Data excerpts below:

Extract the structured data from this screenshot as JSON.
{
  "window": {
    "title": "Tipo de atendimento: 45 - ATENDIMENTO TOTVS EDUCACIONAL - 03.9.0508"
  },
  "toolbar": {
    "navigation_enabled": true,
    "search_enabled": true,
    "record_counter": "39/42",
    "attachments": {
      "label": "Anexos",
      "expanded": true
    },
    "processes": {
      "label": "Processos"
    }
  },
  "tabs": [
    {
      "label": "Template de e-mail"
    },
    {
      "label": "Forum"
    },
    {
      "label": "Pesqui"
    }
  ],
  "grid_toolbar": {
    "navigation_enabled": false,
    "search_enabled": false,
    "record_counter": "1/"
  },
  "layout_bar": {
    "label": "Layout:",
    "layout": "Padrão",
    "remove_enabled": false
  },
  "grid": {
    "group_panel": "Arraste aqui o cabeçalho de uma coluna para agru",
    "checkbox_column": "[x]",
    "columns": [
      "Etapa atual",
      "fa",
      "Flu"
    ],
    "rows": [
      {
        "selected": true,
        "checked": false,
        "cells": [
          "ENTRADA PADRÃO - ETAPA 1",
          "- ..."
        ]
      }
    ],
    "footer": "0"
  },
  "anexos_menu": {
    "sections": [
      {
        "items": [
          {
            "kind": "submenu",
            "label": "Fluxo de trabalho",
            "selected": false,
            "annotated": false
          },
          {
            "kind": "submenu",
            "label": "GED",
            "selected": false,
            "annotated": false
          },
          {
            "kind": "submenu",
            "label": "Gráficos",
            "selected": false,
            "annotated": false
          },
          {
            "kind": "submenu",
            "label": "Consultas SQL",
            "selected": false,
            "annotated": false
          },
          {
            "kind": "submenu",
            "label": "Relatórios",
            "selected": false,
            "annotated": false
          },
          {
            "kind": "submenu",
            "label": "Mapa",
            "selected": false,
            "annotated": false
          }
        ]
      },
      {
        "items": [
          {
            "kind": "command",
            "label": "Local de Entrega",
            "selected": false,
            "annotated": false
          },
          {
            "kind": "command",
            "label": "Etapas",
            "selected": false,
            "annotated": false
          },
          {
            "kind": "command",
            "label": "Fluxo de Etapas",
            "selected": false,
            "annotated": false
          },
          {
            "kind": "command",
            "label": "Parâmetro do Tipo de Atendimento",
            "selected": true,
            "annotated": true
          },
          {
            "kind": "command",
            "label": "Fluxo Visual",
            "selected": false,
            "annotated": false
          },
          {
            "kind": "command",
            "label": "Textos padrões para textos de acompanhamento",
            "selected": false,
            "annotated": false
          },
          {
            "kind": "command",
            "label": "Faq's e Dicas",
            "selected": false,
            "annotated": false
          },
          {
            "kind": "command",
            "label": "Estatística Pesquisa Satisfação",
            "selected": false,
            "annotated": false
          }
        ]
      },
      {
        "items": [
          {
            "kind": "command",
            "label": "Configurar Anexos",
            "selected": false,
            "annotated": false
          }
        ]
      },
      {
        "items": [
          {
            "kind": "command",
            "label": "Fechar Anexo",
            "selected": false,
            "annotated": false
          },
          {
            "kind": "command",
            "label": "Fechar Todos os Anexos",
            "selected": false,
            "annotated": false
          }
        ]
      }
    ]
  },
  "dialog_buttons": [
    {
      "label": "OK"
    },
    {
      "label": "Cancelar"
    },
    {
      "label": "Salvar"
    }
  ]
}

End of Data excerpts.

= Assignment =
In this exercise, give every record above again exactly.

= Your solution =
Extract the structured data from this screenshot as JSON.
{
  "window": {
    "title": "Tipo de atendimento: 45 - ATENDIMENTO TOTVS EDUCACIONAL - 03.9.0508"
  },
  "toolbar": {
    "navigation_enabled": true,
    "search_enabled": true,
    "record_counter": "39/42",
    "attachments": {
      "label": "Anexos",
      "expanded": true
    },
    "processes": {
      "label": "Processos"
    }
  },
  "tabs": [
    {
      "label": "Template de e-mail"
    },
    {
      "label": "Forum"
    },
    {
      "label": "Pesqui"
    }
  ],
  "grid_toolbar": {
    "navigation_enabled": false,
    "search_enabled": false,
    "record_counter": "1/"
  },
  "layout_bar": {
    "label": "Layout:",
    "layout": "Padrão",
    "remove_enabled": false
  },
  "grid": {
    "group_panel": "Arraste aqui o cabeçalho de uma coluna para agru",
    "checkbox_column": "[x]",
    "columns": [
      "Etapa atual",
      "fa",
      "Flu"
    ],
    "rows": [
      {
        "selected": true,
        "checked": false,
        "cells": [
          "ENTRADA PADRÃO - ETAPA 1",
          "- ..."
        ]
      }
    ],
    "footer": "0"
  },
  "anexos_menu": {
    "sections": [
      {
        "items": [
          {
            "kind": "submenu",
            "label": "Fluxo de trabalho",
            "selected": false,
            "annotated": false
          },
          {
            "kind": "submenu",
            "label": "GED",
            "selected": false,
            "annotated": false
          },
          {
            "kind": "submenu",
            "label": "Gráficos",
            "selected": false,
            "annotated": false
          },
          {
            "kind": "submenu",
            "label": "Consultas SQL",
            "selected": false,
            "annotated": false
          },
          {
            "kind": "submenu",
            "label": "Relatórios",
            "selected": false,
            "annotated": false
          },
          {
            "kind": "submenu",
            "label": "Mapa",
            "selected": false,
            "annotated": false
          }
        ]
      },
      {
        "items": [
          {
            "kind": "command",
            "label": "Local de Entrega",
            "selected": false,
            "annotated": false
          },
          {
            "kind": "command",
            "label": "Etapas",
            "selected": false,
            "annotated": false
          },
          {
            "kind": "command",
            "label": "Fluxo de Etapas",
            "selected": false,
            "annotated": false
          },
          {
            "kind": "command",
            "label": "Parâmetro do Tipo de Atendimento",
            "selected": true,
            "annotated": true
          },
          {
            "kind": "command",
            "label": "Fluxo Visual",
            "selected": false,
            "annotated": false
          },
          {
            "kind": "command",
            "label": "Textos padrões para textos de acompanhamento",
            "selected": false,
            "annotated": false
          },
          {
            "kind": "command",
            "label": "Faq's e Dicas",
            "selected": false,
            "annotated": false
          },
          {
            "kind": "command",
            "label": "Estatística Pesquisa Satisfação",
            "selected": false,
            "annotated": false
          }
        ]
      },
      {
        "items": [
          {
            "kind": "command",
            "label": "Configurar Anexos",
            "selected": false,
            "annotated": false
          }
        ]
      },
      {
        "items": [
          {
            "kind": "command",
            "label": "Fechar Anexo",
            "selected": false,
            "annotated": false
          },
          {
            "kind": "command",
            "label": "Fechar Todos os Anexos",
            "selected": false,
            "annotated": false
          }
        ]
      }
    ]
  },
  "dialog_buttons": [
    {
      "label": "OK"
    },
    {
      "label": "Cancelar"
    },
    {
      "label": "Salvar"
    }
  ]
}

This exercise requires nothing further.